PREVIEW: Study Abroad Fair
Crimson White – Feb. 6
UA Education Abroad will be hosting its spring 2017 study abroad fair this Monday night. Chad Berry, assistant director of Education Abroad, said this is the first time they will have hosted the fair at night and at the Witt Activity Center. “We decided to try something different this spring with the fair to make the event more fun and interactive,” he said. “With its close proximity to many of the freshman dorms, we hope to attract a lot of first-year students so they can be thinking about how to study abroad at an early stage in their time as a UA student.”

THE PORT RAIL: Immigration policy must entail some restrictions
Tuscaloosa News – Feb. 5
It is time to visit immigration-land once again, especially to correct many absurd and patently wrong assumptions about this hot-button issue. The first immigrants to North America were, of course, the ancestors of the American Indians who arrived maybe 15 or 20 thousand years ago. The second wave of immigrants were Spanish conquistadors, English merchant-adventurers, gold hunters of all stripes, dissenters (Puritans for example), French priests, ministers and government bureaucrats (they have always been around) who trickled into North America in the 16th and 17th centuries, and then came over in serious numbers in the 18th century.

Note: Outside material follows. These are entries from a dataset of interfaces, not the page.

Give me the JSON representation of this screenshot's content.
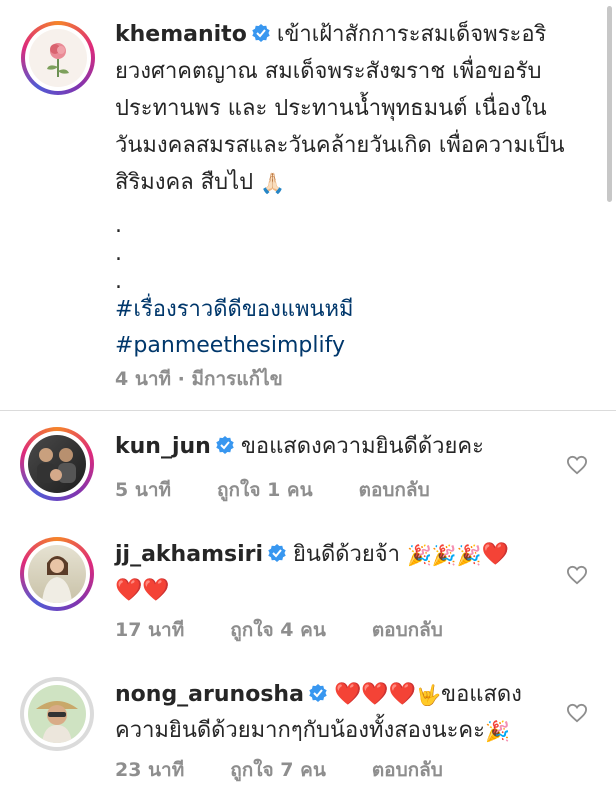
{
  "post": {
    "username": "khemanito",
    "caption": "เข้าเฝ้าสักการะสมเด็จพระอริยวงศาคตญาณ สมเด็จพระสังฆราช  เพื่อขอรับประทานพร และ ประทานน้ำพุทธมนต์ เนื่องในวันมงคลสมรสและวันคล้ายวันเกิด เพื่อความเป็นสิริมงคล สืบไป",
    "caption_emoji": "🙏🏻",
    "dots": [
      ".",
      ".",
      "."
    ],
    "hashtags": [
      "#เรื่องราวดีดีของแพนหมี",
      "#panmeethesimplify"
    ],
    "time": "4 นาที",
    "edited": "มีการแก้ไข",
    "separator": " · "
  },
  "comments": [
    {
      "username": "kun_jun",
      "text": "ขอแสดงความยินดีด้วยคะ",
      "time": "5 นาที",
      "likes": "ถูกใจ 1 คน",
      "reply": "ตอบกลับ"
    },
    {
      "username": "jj_akhamsiri",
      "text": "ยินดีด้วยจ้า",
      "emojis": "🎉🎉🎉",
      "hearts_inline": "❤️",
      "hearts_line2": "❤️❤️",
      "time": "17 นาที",
      "likes": "ถูกใจ 4 คน",
      "reply": "ตอบกลับ"
    },
    {
      "username": "nong_arunosha",
      "hearts": "❤️❤️❤️",
      "hand": "🤟",
      "text": "ขอแสดงความยินดีด้วยมากๆกับน้องทั้งสองนะคะ",
      "emoji_end": "🎉",
      "time": "23 นาที",
      "likes": "ถูกใจ 7 คน",
      "reply": "ตอบกลับ"
    }
  ],
  "colors": {
    "verified": "#3897f0",
    "link": "#00376b",
    "meta": "#8e8e8e",
    "heart": "#e0245e"
  }
}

The University of Alabama, the state’s oldest and largest public institution of higher education, is a student-centered research university that draws the best and brightest to an academic community committed to providing a premier undergraduate and graduate education. UA is dedicated to achieving excellence in scholarship, collaboration and intellectual engagement; providing public outreach and service to the state of Alabama and the nation; and nurturing a campus environment that fosters collegiality, respect and inclusivity.